▸ **About this exercise**:
For the data below, work out the number of lines containing the string "placeholder" and answer with that number only.

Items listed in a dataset
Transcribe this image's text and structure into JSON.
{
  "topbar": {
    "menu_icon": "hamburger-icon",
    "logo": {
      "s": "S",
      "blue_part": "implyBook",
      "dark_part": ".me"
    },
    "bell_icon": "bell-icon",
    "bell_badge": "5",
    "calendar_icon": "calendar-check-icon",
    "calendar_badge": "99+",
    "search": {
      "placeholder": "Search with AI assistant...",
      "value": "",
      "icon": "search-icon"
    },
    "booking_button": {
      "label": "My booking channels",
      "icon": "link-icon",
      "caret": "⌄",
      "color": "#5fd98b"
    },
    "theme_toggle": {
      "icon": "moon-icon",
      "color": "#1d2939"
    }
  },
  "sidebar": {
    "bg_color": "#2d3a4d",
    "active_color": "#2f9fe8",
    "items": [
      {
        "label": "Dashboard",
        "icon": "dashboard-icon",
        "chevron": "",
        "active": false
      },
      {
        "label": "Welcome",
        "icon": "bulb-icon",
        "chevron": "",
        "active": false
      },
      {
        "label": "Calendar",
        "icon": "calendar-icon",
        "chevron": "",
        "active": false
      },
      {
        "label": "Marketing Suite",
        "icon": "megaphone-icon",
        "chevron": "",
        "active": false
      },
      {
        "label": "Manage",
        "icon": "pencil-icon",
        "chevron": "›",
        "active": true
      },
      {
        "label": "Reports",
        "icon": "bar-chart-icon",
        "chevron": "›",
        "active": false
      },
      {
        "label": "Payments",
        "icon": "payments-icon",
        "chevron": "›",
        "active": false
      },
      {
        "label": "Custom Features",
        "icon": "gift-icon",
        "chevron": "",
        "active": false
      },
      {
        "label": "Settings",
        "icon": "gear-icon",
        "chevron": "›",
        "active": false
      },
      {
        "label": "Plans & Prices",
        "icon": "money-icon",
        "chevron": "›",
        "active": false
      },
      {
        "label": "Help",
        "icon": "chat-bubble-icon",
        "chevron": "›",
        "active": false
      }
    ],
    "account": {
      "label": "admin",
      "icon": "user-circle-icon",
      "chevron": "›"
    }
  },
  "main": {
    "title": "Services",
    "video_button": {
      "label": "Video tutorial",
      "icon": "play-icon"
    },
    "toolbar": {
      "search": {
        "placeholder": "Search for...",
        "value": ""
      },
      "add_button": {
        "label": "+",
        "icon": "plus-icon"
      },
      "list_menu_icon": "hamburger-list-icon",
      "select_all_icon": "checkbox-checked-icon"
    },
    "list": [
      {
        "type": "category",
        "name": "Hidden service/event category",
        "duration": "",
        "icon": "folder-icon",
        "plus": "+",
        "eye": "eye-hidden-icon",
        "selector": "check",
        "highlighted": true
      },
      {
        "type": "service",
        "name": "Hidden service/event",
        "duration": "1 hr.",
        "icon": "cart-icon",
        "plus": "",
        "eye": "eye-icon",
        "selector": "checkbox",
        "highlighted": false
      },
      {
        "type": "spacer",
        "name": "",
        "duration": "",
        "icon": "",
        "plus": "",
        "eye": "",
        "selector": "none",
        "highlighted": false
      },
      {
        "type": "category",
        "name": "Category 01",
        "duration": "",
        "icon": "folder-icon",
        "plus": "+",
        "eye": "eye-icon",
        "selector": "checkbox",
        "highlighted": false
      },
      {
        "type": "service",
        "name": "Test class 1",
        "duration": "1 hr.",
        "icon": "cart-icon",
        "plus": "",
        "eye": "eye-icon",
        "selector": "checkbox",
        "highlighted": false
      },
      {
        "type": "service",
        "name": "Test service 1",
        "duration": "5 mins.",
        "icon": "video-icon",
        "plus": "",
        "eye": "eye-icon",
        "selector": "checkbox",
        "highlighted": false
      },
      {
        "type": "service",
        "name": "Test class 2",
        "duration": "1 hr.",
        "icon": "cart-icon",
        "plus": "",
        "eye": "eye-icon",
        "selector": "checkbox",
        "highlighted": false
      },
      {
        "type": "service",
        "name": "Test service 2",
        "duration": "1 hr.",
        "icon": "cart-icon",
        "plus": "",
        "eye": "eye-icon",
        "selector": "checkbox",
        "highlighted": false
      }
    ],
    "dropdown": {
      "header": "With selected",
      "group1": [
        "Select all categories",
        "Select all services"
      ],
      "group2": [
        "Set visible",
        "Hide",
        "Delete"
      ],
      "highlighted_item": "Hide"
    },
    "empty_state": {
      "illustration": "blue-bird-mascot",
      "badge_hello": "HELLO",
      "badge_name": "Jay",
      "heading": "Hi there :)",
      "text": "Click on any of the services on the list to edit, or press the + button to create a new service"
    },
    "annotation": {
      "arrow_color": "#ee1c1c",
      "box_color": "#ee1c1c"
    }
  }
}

▸ **Response to this exercise**:
2